It even says that mechanics must be called on in a way that fits the fiction.

The only way anyone is going to have their imaginations at all challenged is when mechanics come first. Otherwise it's another walk in the echo chamber. Maybe they don't want how they imagine to face rattling change via brutal contact with reality every single second of play, fair enough. But if mechanics don't come first in even part of play, it's a complete echo chamber.

Would they want to hear that on the ramshead forum? Ironically I bet alot of people would 'stand up' on the forum to block out hearing it. It wouldn't be any sort of design discussion. Maybe I'll try anyway - I've wasted plenty of time doing so before, anyway...


I've been playing Shadowrun and it is one of the few games where planning really makes a difference.  Because it is essentially a caper game (like your robbery) instead of a combat game.  So we have essentially unlimited options on how to deal with the problem, so planning is probably 90% of it.

A couple of problems we have:
1. determining what is likely or "realistic".  We often think something like "a corporation would have a security camera in an area like that".  But being fiction, the GM often has to have the enemies doing dumb things to make a game possible.  So planning sometimes has to include meta-"if that were true there wouldn't be a game" sort of thinking.
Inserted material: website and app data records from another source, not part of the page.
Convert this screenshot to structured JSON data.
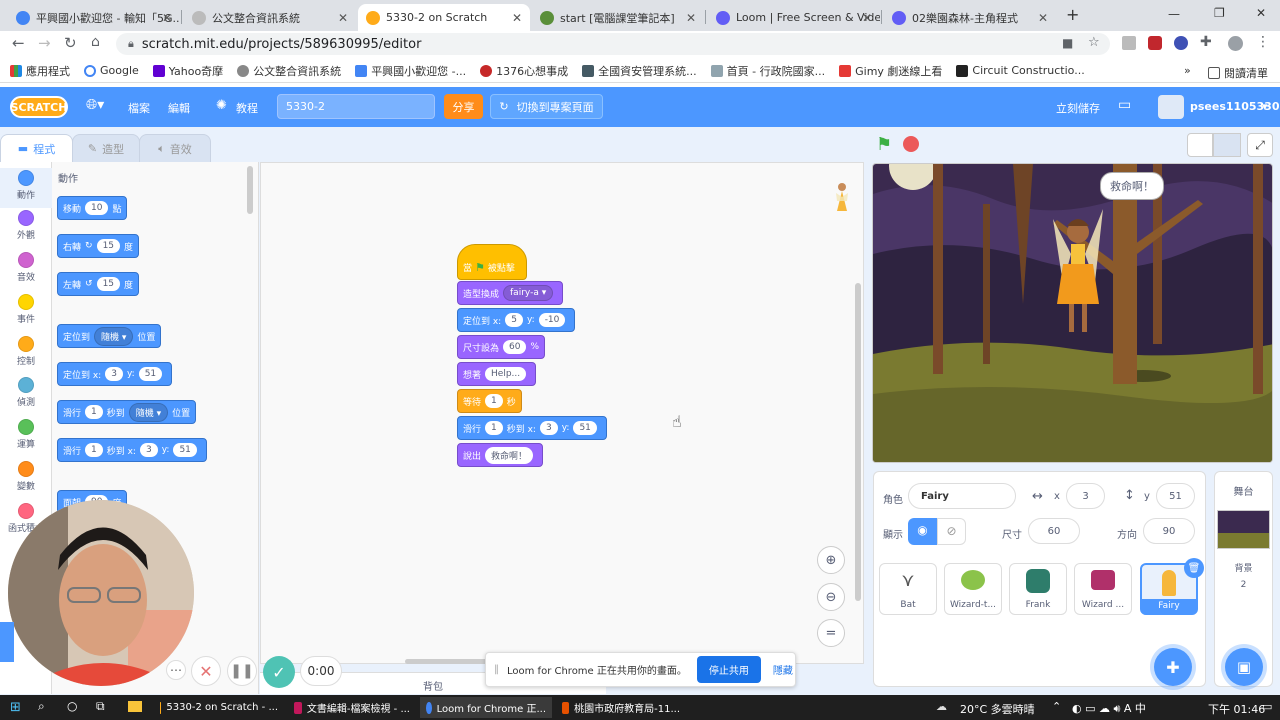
{
  "browser": {
    "tabs": [
      {
        "label": "平興國小歡迎您 - 輸知「5G...",
        "color": "#4285f4"
      },
      {
        "label": "公文整合資訊系統",
        "color": "#888"
      },
      {
        "label": "5330-2 on Scratch",
        "color": "#ffab19"
      },
      {
        "label": "start [電腦課堂筆記本]",
        "color": "#5a8f3a"
      },
      {
        "label": "Loom | Free Screen & Vide...",
        "color": "#625df5"
      },
      {
        "label": "02樂園森林-主角程式",
        "color": "#625df5"
      }
    ],
    "new_tab": "+",
    "url": "scratch.mit.edu/projects/589630995/editor",
    "bookmarks": [
      "應用程式",
      "Google",
      "Yahoo奇摩",
      "公文整合資訊系統",
      "平興國小歡迎您 -...",
      "1376心想事成",
      "全國資安管理系統...",
      "首頁 - 行政院國家...",
      "Gimy 劇迷線上看",
      "Circuit Constructio...",
      "閱讀清單"
    ],
    "bookmarks_more": "»"
  },
  "scratch": {
    "logo": "SCRATCH",
    "menu": {
      "file": "檔案",
      "edit": "編輯",
      "tutorials": "教程",
      "project_title": "5330-2",
      "share": "分享",
      "see_project": "切換到專案頁面",
      "save_now": "立刻儲存",
      "username": "psees1105330"
    },
    "editor_tabs": [
      "程式",
      "造型",
      "音效"
    ],
    "categories": [
      {
        "label": "動作",
        "color": "#4c97ff"
      },
      {
        "label": "外觀",
        "color": "#9966ff"
      },
      {
        "label": "音效",
        "color": "#cf63cf"
      },
      {
        "label": "事件",
        "color": "#ffd500"
      },
      {
        "label": "控制",
        "color": "#ffab19"
      },
      {
        "label": "偵測",
        "color": "#5cb1d6"
      },
      {
        "label": "運算",
        "color": "#59c059"
      },
      {
        "label": "變數",
        "color": "#ff8c1a"
      },
      {
        "label": "函式積木",
        "color": "#ff6680"
      }
    ],
    "palette": {
      "heading": "動作",
      "move": {
        "a": "移動",
        "v": "10",
        "b": "點"
      },
      "turn_right": {
        "a": "右轉",
        "v": "15",
        "b": "度"
      },
      "turn_left": {
        "a": "左轉",
        "v": "15",
        "b": "度"
      },
      "goto": {
        "a": "定位到",
        "dd": "隨機 ▾",
        "b": "位置"
      },
      "gotoxy": {
        "a": "定位到 x:",
        "x": "3",
        "ylabel": "y:",
        "y": "51"
      },
      "glide": {
        "a": "滑行",
        "v": "1",
        "b": "秒到",
        "dd": "隨機 ▾",
        "c": "位置"
      },
      "glidexy": {
        "a": "滑行",
        "v": "1",
        "b": "秒到 x:",
        "x": "3",
        "ylabel": "y:",
        "y": "51"
      },
      "point": {
        "a": "面朝",
        "v": "90",
        "b": "度"
      }
    },
    "script": {
      "when_flag": {
        "a": "當",
        "b": "被點擊"
      },
      "switch_costume": {
        "a": "造型換成",
        "dd": "fairy-a ▾"
      },
      "gotoxy": {
        "a": "定位到 x:",
        "x": "5",
        "ylabel": "y:",
        "y": "-10"
      },
      "set_size": {
        "a": "尺寸設為",
        "v": "60",
        "b": "%"
      },
      "think": {
        "a": "想著",
        "v": "Help..."
      },
      "wait": {
        "a": "等待",
        "v": "1",
        "b": "秒"
      },
      "glide": {
        "a": "滑行",
        "v": "1",
        "b": "秒到 x:",
        "x": "3",
        "ylabel": "y:",
        "y": "51"
      },
      "say": {
        "a": "說出",
        "v": "救命啊！"
      }
    },
    "backpack": "背包",
    "stage": {
      "speech": "救命啊！"
    },
    "sprite_info": {
      "sprite_label": "角色",
      "sprite_name": "Fairy",
      "x_label": "x",
      "x": "3",
      "y_label": "y",
      "y": "51",
      "show_label": "顯示",
      "size_label": "尺寸",
      "size": "60",
      "direction_label": "方向",
      "direction": "90"
    },
    "sprites": [
      "Bat",
      "Wizard-t...",
      "Frank",
      "Wizard ...",
      "Fairy"
    ],
    "stage_panel": {
      "title": "舞台",
      "backdrops_label": "背景",
      "backdrops_count": "2"
    }
  },
  "loom": {
    "timer": "0:00",
    "sharing_text": "Loom for Chrome 正在共用你的畫面。",
    "stop_share": "停止共用",
    "hide": "隱藏"
  },
  "taskbar": {
    "items": [
      "5330-2 on Scratch - ...",
      "文書編輯-檔案檢視 - ...",
      "Loom for Chrome 正...",
      "桃園市政府教育局-11..."
    ],
    "weather": "20°C 多雲時晴",
    "time": "下午 01:46"
  }
}
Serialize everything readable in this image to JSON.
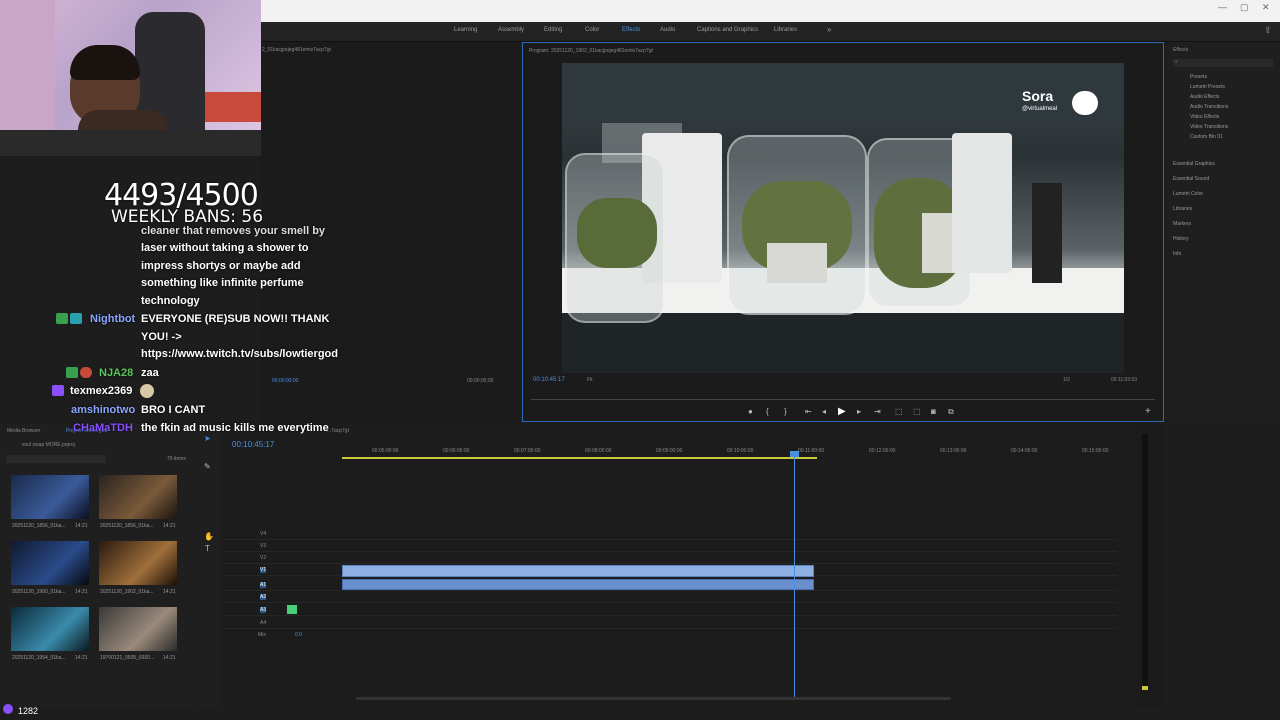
{
  "workspaces": [
    "Learning",
    "Assembly",
    "Editing",
    "Color",
    "Effects",
    "Audio",
    "Captions and Graphics",
    "Libraries"
  ],
  "source_monitor": {
    "title": "2_01kacjpojeg481emiv7acp7gt",
    "timecode_left": "00;00;00;00",
    "timecode_right": "00;00;00;00"
  },
  "program_monitor": {
    "title": "Program: 20251120_1902_01kacjpojeg481emiv7acp7gt",
    "timecode": "00:10:45:17",
    "fit": "Fit",
    "ratio": "1/2",
    "duration": "00:11:03:03",
    "watermark": "Sora",
    "watermark_handle": "@virtualmeal"
  },
  "effects_panel": {
    "title": "Effects",
    "tree": [
      "Presets",
      "Lumetri Presets",
      "Audio Effects",
      "Audio Transitions",
      "Video Effects",
      "Video Transitions",
      "Custom Bin 01"
    ],
    "sections": [
      "Essential Graphics",
      "Essential Sound",
      "Lumetri Color",
      "Libraries",
      "Markers",
      "History",
      "Info"
    ]
  },
  "project_panel": {
    "tabs": [
      "Media Browser",
      "Project: lowtiergod"
    ],
    "file": "soul swap MORE.prproj",
    "count": "79 items",
    "items": [
      {
        "name": "20251120_1856_01ka...",
        "dur": "14:21"
      },
      {
        "name": "20251120_1856_01ka...",
        "dur": "14:21"
      },
      {
        "name": "20251120_1900_01ka...",
        "dur": "14:21"
      },
      {
        "name": "20251120_1902_01ka...",
        "dur": "14:21"
      },
      {
        "name": "20251120_1954_01ka...",
        "dur": "14:21"
      },
      {
        "name": "19700121_0505_6920...",
        "dur": "14:21"
      }
    ]
  },
  "timeline": {
    "title": "...7acp7gt",
    "timecode": "00:10:45:17",
    "ruler": [
      "00:05:00:00",
      "00:06:00:00",
      "00:07:00:00",
      "00:08:00:00",
      "00:09:00:00",
      "00:10:00:00",
      "00:11:00:00",
      "00:12:00:00",
      "00:13:00:00",
      "00:14:00:00",
      "00:15:00:00"
    ],
    "video_tracks": [
      "V4",
      "V3",
      "V2",
      "V1"
    ],
    "audio_tracks": [
      "A1",
      "A2",
      "A3",
      "A4"
    ],
    "mix_label": "Mix",
    "mix_value": "0.0"
  },
  "overlay": {
    "counter": "4493/4500",
    "bans": "WEEKLY BANS: 56"
  },
  "chat": [
    {
      "user": "",
      "text": "cleaner that removes your smell by"
    },
    {
      "user": "",
      "text": "laser without taking a shower to"
    },
    {
      "user": "",
      "text": "impress shortys or maybe add"
    },
    {
      "user": "",
      "text": "something like infinite perfume"
    },
    {
      "user": "",
      "text": "technology"
    },
    {
      "user": "Nightbot",
      "text": "EVERYONE (RE)SUB NOW!! THANK"
    },
    {
      "user": "",
      "text": "YOU! ->"
    },
    {
      "user": "",
      "text": "https://www.twitch.tv/subs/lowtiergod"
    },
    {
      "user": "NJA28",
      "text": "zaa"
    },
    {
      "user": "texmex2369",
      "text": ""
    },
    {
      "user": "amshinotwo",
      "text": "BRO I CANT"
    },
    {
      "user": "CHaMaTDH",
      "text": "the fkin ad music kills me everytime"
    }
  ],
  "status": {
    "count": "1282"
  },
  "colors": {
    "accent": "#4a90e2",
    "nightbot": "#8aa7ff",
    "nja": "#5bc85b",
    "amshino": "#8aa7ff",
    "chamat": "#8a4fff"
  }
}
2. the GM gets bored and interferes.  Partly related to #1 - the GM often offers advice in our planning which really spoils things.  Because he has no character offering advice, it is just the GM telling us what he wants us to do.

I find the planning to be a lot of fun because of the open thinking element.  And it is one of the best times for roleplaying because nothing is critical at that point.  So it is easy to have a more relaxed session.

Paul Czege

Hey John,

For me the state of the art in mystery solving RPGs is Mutant City Blues. It's about solving crimes committed by super-powered mutants. Think NCIS meets Heroes. Here's what makes it work:

1. All of the core forensic clues necessary to solving the mystery are available to the players if they get their characters into the right fictional circumstances and ask for the clue. No die roll necessary. So, you're in the bedroom and you say, "Y'know, I'm going to check for psychic residue," or whatever, and if there's a clue from that you get it.
2. The various mutant powers and psychological aberrations are arranged in an elaborate web of relationships called the Quade Diagram. So you can draw conclusions about the perpetrator of a crime by using the diagram. "Gee, if he has invisibility he might also have voyeurism."
3. So the dynamic of play is a virtuous cycle of roleplaying interactions with NPCs and clue gathering and thinking about the Quade Diagram. These three activities inspire your thinking about who can satisfy the method, motive, and opportunity for committing the crime, and lead you back to more roleplayed interactions, clue gathering, and thinking about the Quade Diagram to confirm, until you figure it out. "Hmm, how do we figure out if Steve or Jason is a voyeur?" And sometimes there are fights.

"[My Life with Master] is anything but a safe game to have designed. It has balls, and then some. It is as bold, as fresh, and as incisive  now as it was when it came out." -- Gregor Hutton